State how many lines in the records below contain the word "Gamme". Nothing else is needed.

[Extracted data entries]
━━━━━━
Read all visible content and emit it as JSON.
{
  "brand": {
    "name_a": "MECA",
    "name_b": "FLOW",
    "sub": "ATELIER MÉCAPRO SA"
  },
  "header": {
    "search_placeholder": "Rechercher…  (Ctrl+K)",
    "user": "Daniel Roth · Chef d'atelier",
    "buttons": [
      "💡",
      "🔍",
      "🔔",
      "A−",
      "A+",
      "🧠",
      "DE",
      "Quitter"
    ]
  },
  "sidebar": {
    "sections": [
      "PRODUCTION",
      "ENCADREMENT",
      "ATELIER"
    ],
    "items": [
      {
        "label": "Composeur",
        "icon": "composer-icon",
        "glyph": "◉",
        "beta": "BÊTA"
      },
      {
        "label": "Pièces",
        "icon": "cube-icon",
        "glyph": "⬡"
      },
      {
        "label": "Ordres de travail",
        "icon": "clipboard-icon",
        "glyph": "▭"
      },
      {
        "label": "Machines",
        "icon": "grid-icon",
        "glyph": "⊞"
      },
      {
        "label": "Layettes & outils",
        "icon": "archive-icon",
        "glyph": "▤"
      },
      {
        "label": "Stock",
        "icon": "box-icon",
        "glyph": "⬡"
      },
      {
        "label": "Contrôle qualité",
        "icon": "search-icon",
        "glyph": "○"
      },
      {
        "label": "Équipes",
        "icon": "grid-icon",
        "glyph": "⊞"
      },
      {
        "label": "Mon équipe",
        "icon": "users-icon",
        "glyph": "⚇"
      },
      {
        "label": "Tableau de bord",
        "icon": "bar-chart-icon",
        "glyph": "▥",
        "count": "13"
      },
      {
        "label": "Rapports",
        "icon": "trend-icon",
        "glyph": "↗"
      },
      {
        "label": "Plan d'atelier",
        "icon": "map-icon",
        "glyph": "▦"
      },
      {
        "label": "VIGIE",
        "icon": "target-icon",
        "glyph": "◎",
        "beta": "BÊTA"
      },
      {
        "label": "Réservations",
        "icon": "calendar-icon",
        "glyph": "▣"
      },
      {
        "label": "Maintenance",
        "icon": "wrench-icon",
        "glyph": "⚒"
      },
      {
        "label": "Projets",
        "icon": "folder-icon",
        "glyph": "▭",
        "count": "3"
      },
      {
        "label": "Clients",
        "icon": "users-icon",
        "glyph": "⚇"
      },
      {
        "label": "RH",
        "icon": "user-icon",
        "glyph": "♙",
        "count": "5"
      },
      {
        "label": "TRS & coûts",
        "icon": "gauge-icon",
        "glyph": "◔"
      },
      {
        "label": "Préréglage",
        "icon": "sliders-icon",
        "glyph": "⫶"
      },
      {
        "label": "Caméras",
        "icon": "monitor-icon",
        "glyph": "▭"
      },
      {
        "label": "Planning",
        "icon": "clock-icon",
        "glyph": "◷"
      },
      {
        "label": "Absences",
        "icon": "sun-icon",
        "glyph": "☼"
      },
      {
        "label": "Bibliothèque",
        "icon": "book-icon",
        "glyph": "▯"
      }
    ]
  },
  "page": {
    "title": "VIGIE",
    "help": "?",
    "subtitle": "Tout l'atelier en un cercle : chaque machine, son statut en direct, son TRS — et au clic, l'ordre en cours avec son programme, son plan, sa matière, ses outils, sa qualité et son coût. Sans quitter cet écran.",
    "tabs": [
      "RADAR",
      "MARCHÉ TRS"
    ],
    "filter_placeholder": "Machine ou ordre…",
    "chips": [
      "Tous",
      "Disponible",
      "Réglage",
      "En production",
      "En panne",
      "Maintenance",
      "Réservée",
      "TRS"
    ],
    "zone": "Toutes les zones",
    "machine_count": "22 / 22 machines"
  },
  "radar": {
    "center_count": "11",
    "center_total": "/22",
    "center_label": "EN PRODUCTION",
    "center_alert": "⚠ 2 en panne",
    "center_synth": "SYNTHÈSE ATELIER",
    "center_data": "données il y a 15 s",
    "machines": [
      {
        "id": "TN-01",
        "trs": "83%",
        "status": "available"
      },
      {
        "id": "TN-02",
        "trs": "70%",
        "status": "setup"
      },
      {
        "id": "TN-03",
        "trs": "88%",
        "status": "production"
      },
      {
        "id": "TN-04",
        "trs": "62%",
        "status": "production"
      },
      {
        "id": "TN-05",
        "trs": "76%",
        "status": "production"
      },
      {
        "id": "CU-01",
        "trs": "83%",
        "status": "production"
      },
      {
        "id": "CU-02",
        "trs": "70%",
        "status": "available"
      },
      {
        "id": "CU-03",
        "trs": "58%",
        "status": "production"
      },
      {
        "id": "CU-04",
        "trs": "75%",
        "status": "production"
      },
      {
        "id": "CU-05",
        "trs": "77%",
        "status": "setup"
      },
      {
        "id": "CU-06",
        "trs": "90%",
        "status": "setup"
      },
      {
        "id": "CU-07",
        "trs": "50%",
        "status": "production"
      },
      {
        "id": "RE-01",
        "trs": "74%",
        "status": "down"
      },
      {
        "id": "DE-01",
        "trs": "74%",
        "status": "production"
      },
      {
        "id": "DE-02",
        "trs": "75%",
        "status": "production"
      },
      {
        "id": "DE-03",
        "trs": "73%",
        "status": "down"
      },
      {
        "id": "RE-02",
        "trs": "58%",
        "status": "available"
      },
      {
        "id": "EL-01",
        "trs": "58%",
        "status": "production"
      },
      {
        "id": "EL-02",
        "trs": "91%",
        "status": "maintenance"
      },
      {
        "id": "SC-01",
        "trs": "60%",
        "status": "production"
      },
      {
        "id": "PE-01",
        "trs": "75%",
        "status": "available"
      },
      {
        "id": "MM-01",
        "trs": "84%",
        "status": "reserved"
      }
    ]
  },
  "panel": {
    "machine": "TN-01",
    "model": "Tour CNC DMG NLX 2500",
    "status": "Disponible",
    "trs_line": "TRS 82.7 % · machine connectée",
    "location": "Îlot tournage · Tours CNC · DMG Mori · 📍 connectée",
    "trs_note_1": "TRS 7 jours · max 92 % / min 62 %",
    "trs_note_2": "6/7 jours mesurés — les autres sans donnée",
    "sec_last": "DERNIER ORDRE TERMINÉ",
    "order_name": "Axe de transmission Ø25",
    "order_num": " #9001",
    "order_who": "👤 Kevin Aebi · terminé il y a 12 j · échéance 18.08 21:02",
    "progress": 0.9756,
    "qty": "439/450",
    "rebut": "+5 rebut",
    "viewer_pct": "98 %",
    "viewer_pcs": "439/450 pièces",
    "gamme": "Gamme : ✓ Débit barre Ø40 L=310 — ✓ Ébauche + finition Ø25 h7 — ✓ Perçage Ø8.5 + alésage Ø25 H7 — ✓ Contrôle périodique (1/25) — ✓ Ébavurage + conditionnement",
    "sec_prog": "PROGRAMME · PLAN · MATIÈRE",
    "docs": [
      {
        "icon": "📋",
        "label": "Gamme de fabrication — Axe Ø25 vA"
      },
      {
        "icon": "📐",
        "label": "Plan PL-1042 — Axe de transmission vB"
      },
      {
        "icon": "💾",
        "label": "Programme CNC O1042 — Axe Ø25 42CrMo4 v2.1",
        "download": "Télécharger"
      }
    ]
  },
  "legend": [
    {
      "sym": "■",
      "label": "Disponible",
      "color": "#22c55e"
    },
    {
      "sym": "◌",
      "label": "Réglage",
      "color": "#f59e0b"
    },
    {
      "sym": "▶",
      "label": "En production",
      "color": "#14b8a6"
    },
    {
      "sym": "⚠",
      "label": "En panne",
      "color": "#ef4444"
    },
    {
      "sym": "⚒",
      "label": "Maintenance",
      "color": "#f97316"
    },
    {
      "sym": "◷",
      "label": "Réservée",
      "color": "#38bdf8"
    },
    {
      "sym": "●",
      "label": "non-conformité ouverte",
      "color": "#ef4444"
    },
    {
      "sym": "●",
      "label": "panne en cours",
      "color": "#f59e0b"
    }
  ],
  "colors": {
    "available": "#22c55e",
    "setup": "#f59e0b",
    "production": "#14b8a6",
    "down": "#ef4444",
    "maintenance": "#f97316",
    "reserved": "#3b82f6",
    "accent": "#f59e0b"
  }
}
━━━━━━
● Result
2